▶ Exercise directions: For the full listing below, write out each entry exactly and exclude the images.

▶ Data extract:
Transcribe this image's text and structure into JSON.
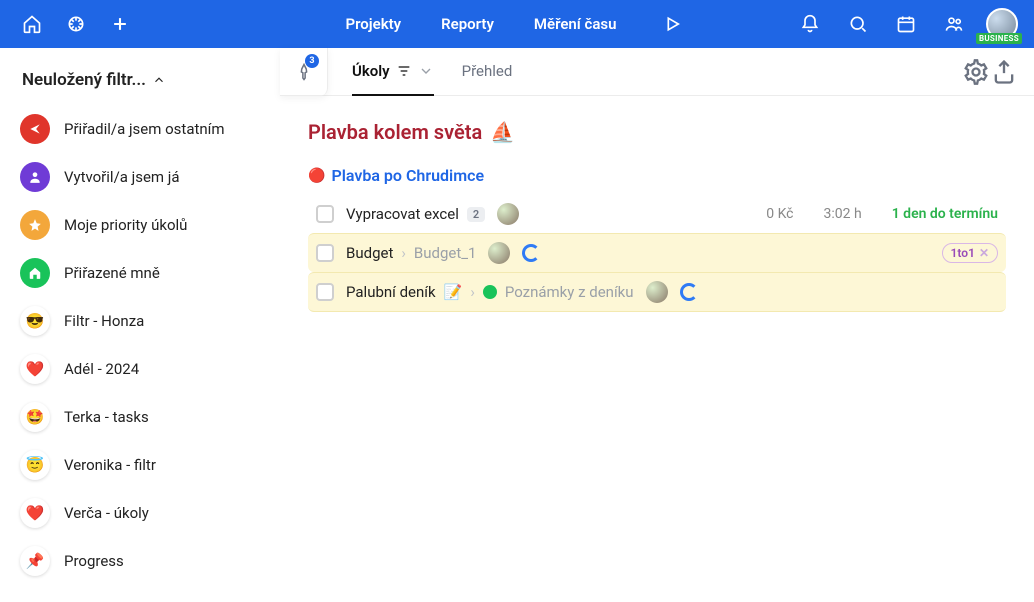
{
  "nav": {
    "links": [
      "Projekty",
      "Reporty",
      "Měření času"
    ],
    "plan_tag": "BUSINESS"
  },
  "sidebar": {
    "filter_title": "Neuložený filtr...",
    "items": [
      {
        "label": "Přiřadil/a jsem ostatním",
        "icon": "share",
        "bg": "#e0352b"
      },
      {
        "label": "Vytvořil/a jsem já",
        "icon": "person",
        "bg": "#6f3bd6"
      },
      {
        "label": "Moje priority úkolů",
        "icon": "star",
        "bg": "#f3a73b"
      },
      {
        "label": "Přiřazené mně",
        "icon": "home",
        "bg": "#19c35a"
      },
      {
        "label": "Filtr - Honza",
        "emoji": "😎"
      },
      {
        "label": "Adél - 2024",
        "emoji": "❤️"
      },
      {
        "label": "Terka - tasks",
        "emoji": "🤩"
      },
      {
        "label": "Veronika - filtr",
        "emoji": "😇"
      },
      {
        "label": "Verča - úkoly",
        "emoji": "❤️"
      },
      {
        "label": "Progress",
        "emoji": "📌"
      }
    ]
  },
  "tabs": {
    "pinned_count": "3",
    "active": "Úkoly",
    "inactive": "Přehled"
  },
  "project": {
    "title": "Plavba kolem světa",
    "emoji": "⛵",
    "phase": {
      "dot": "🔴",
      "name": "Plavba po Chrudimce"
    }
  },
  "tasks": [
    {
      "name": "Vypracovat excel",
      "count": "2",
      "money": "0 Kč",
      "time": "3:02 h",
      "due": "1 den do termínu",
      "hl": false
    },
    {
      "name": "Budget",
      "crumb": "Budget_1",
      "pill": "1to1",
      "hl": true,
      "spinner": true
    },
    {
      "name": "Palubní deník",
      "emoji": "📝",
      "status_green": true,
      "crumb": "Poznámky z deníku",
      "hl": true,
      "spinner": true
    }
  ]
}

▶ The answer:
Transcribe this image's text and structure into JSON.
{
  "nav": {
    "links": [
      "Projekty",
      "Reporty",
      "Měření času"
    ],
    "plan_tag": "BUSINESS"
  },
  "sidebar": {
    "filter_title": "Neuložený filtr...",
    "items": [
      {
        "label": "Přiřadil/a jsem ostatním",
        "icon": "share",
        "bg": "#e0352b"
      },
      {
        "label": "Vytvořil/a jsem já",
        "icon": "person",
        "bg": "#6f3bd6"
      },
      {
        "label": "Moje priority úkolů",
        "icon": "star",
        "bg": "#f3a73b"
      },
      {
        "label": "Přiřazené mně",
        "icon": "home",
        "bg": "#19c35a"
      },
      {
        "label": "Filtr - Honza",
        "emoji": "😎"
      },
      {
        "label": "Adél - 2024",
        "emoji": "❤️"
      },
      {
        "label": "Terka - tasks",
        "emoji": "🤩"
      },
      {
        "label": "Veronika - filtr",
        "emoji": "😇"
      },
      {
        "label": "Verča - úkoly",
        "emoji": "❤️"
      },
      {
        "label": "Progress",
        "emoji": "📌"
      }
    ]
  },
  "tabs": {
    "pinned_count": "3",
    "active": "Úkoly",
    "inactive": "Přehled"
  },
  "project": {
    "title": "Plavba kolem světa",
    "emoji": "⛵",
    "phase": {
      "dot": "🔴",
      "name": "Plavba po Chrudimce"
    }
  },
  "tasks": [
    {
      "name": "Vypracovat excel",
      "count": "2",
      "money": "0 Kč",
      "time": "3:02 h",
      "due": "1 den do termínu",
      "hl": false
    },
    {
      "name": "Budget",
      "crumb": "Budget_1",
      "pill": "1to1",
      "hl": true,
      "spinner": true
    },
    {
      "name": "Palubní deník",
      "emoji": "📝",
      "status_green": true,
      "crumb": "Poznámky z deníku",
      "hl": true,
      "spinner": true
    }
  ]
}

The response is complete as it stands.